MEDITATION FOR SKEPTICAL DOWN-TO-EARTH PEOPLE WHO FEEL LIKE IT’S TOO WEIRD AND ARE LIKE A LITTLE BIT INTERESTED IN IT BUT ALSO WOULD FEEL SUPER AWKWARD MEDITATING AND WOULD DEFINITELY NEVER LET THEMSELVES BE CAUGHT TRYING THAT WEIRD BUDDHIST MUMBO JUMBO

If meditation just sounds way too sketch for you–too weird, too silly, too spiritual, or just–yeah–totally weird. . . . don’t worry, you’re not alone. A lot of people find their interest piqued but are either too weirded out or too self-conscious to try it.

If that’s you, check out the podcast 10% Happier with Dan Harris. The name of his corresponding App says it all: “10% Happier: Meditation for Fidgety Skeptics.”

This is an oddly specific suggestion, but if you’ve ever heard the comedian John Mulaney (or if you haven’t), Harris’s conversation with Mulaney is a really good example of how meditation works in the lives of really normal people for whom meditation doesn’t come naturally.

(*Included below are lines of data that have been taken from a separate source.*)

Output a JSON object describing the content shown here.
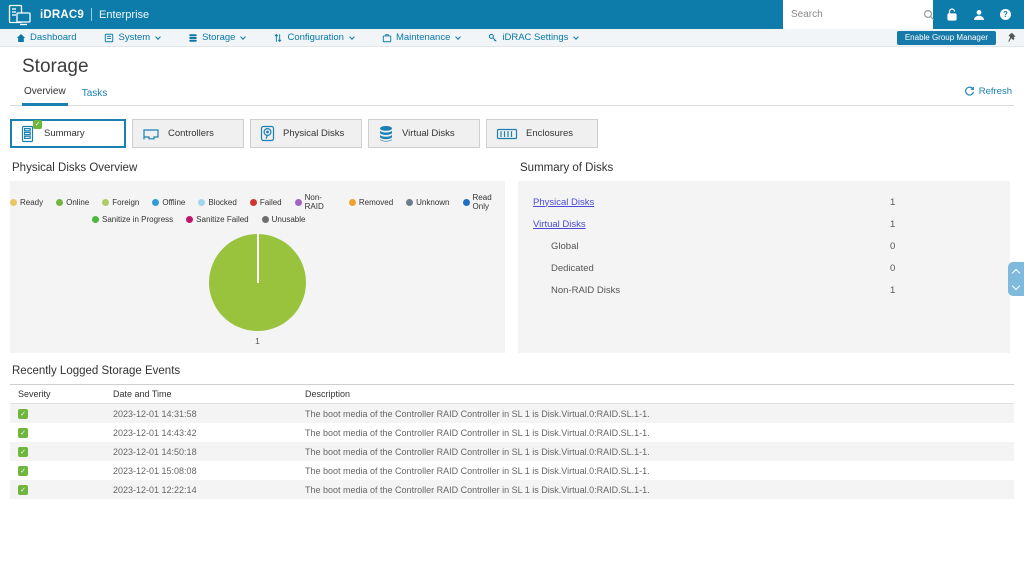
{
  "colors": {
    "topbar_bg": "#0E7CAB",
    "accent": "#1B80B2",
    "nav_link": "#0878A8",
    "content_link": "#4A4AD4",
    "ok_green": "#6FB63C",
    "panel_bg": "#F4F4F4",
    "scroll_widget": "#7FB9DC"
  },
  "icons": {
    "check_glyph": "✓",
    "help_glyph": "?"
  },
  "header": {
    "brand": "iDRAC9",
    "edition": "Enterprise",
    "search_placeholder": "Search"
  },
  "nav": {
    "items": [
      {
        "label": "Dashboard",
        "dropdown": false
      },
      {
        "label": "System",
        "dropdown": true
      },
      {
        "label": "Storage",
        "dropdown": true
      },
      {
        "label": "Configuration",
        "dropdown": true
      },
      {
        "label": "Maintenance",
        "dropdown": true
      },
      {
        "label": "iDRAC Settings",
        "dropdown": true
      }
    ],
    "enable_group_manager_label": "Enable Group Manager"
  },
  "page": {
    "title": "Storage",
    "tabs": [
      {
        "label": "Overview",
        "active": true
      },
      {
        "label": "Tasks",
        "active": false
      }
    ],
    "refresh_label": "Refresh"
  },
  "tiles": [
    {
      "label": "Summary",
      "active": true
    },
    {
      "label": "Controllers",
      "active": false
    },
    {
      "label": "Physical Disks",
      "active": false
    },
    {
      "label": "Virtual Disks",
      "active": false
    },
    {
      "label": "Enclosures",
      "active": false
    }
  ],
  "physical_disks_overview": {
    "heading": "Physical Disks Overview",
    "legend": [
      {
        "label": "Ready",
        "color": "#E8C660"
      },
      {
        "label": "Online",
        "color": "#72B43E"
      },
      {
        "label": "Foreign",
        "color": "#AFCB64"
      },
      {
        "label": "Offline",
        "color": "#2F9CD8"
      },
      {
        "label": "Blocked",
        "color": "#A3D5EE"
      },
      {
        "label": "Failed",
        "color": "#D2342E"
      },
      {
        "label": "Non-RAID",
        "color": "#A262C6"
      },
      {
        "label": "Removed",
        "color": "#F0A22E"
      },
      {
        "label": "Unknown",
        "color": "#6D7B8A"
      },
      {
        "label": "Read Only",
        "color": "#1E6FC4"
      },
      {
        "label": "Sanitize in Progress",
        "color": "#4EB83C"
      },
      {
        "label": "Sanitize Failed",
        "color": "#C0146E"
      },
      {
        "label": "Unusable",
        "color": "#6E6E6E"
      }
    ],
    "pie": {
      "value_label": "1",
      "color": "#99C33D"
    }
  },
  "chart_data": {
    "type": "pie",
    "title": "Physical Disks Overview",
    "slices": [
      {
        "label": "1",
        "value": 1,
        "color": "#99C33D",
        "fraction": 1.0
      }
    ],
    "data_label": "1",
    "legend_entries": [
      "Ready",
      "Online",
      "Foreign",
      "Offline",
      "Blocked",
      "Failed",
      "Non-RAID",
      "Removed",
      "Unknown",
      "Read Only",
      "Sanitize in Progress",
      "Sanitize Failed",
      "Unusable"
    ],
    "legend_position": "top"
  },
  "summary_of_disks": {
    "heading": "Summary of Disks",
    "rows": [
      {
        "label": "Physical Disks",
        "value": "1",
        "link": true,
        "indent": false
      },
      {
        "label": "Virtual Disks",
        "value": "1",
        "link": true,
        "indent": false
      },
      {
        "label": "Global",
        "value": "0",
        "link": false,
        "indent": true
      },
      {
        "label": "Dedicated",
        "value": "0",
        "link": false,
        "indent": true
      },
      {
        "label": "Non-RAID Disks",
        "value": "1",
        "link": false,
        "indent": true
      }
    ]
  },
  "events": {
    "heading": "Recently Logged Storage Events",
    "columns": [
      "Severity",
      "Date and Time",
      "Description"
    ],
    "rows": [
      {
        "severity": "ok",
        "datetime": "2023-12-01 14:31:58",
        "description": "The boot media of the Controller RAID Controller in SL 1 is Disk.Virtual.0:RAID.SL.1-1."
      },
      {
        "severity": "ok",
        "datetime": "2023-12-01 14:43:42",
        "description": "The boot media of the Controller RAID Controller in SL 1 is Disk.Virtual.0:RAID.SL.1-1."
      },
      {
        "severity": "ok",
        "datetime": "2023-12-01 14:50:18",
        "description": "The boot media of the Controller RAID Controller in SL 1 is Disk.Virtual.0:RAID.SL.1-1."
      },
      {
        "severity": "ok",
        "datetime": "2023-12-01 15:08:08",
        "description": "The boot media of the Controller RAID Controller in SL 1 is Disk.Virtual.0:RAID.SL.1-1."
      },
      {
        "severity": "ok",
        "datetime": "2023-12-01 12:22:14",
        "description": "The boot media of the Controller RAID Controller in SL 1 is Disk.Virtual.0:RAID.SL.1-1."
      }
    ]
  }
}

If you’re having a hard time picturing this weird mindfulness thing as a regular part of your life, give this one a listen. You can also browse his podcast for other names you recognize. I think hearing how meditation has worked for others can help make it more accessible.

Another great episode to start with is his interview of Jon Kabat-Zinn, who also leads a short meditation demo.

 

A FEW TIPS TO HELP ALONG THE WAY

Don’t check whether it’s working.

Don’t try too long at first. Short and frequent is the best start.

Don’t get too caught up with finding just the right thing to listen to, or just the right place and time to meditate. Imperfect and unexciting meditation is meditation.

Don’t be afraid to listen to the same guided meditation again and again. Find what works for you.

You’ll get worse at it after you get better. Some days you’ll be antsy and bored and skeptical. Other days you’ll feel like a badass yogi. It’s all okay.

You WON’T be “good” at it, and that’s okay!

 

If you give it a shot and would like some more ideas, let me know! And I’d love to hear your meditation story, too!

Jon Kabat-Zinn - surf the waves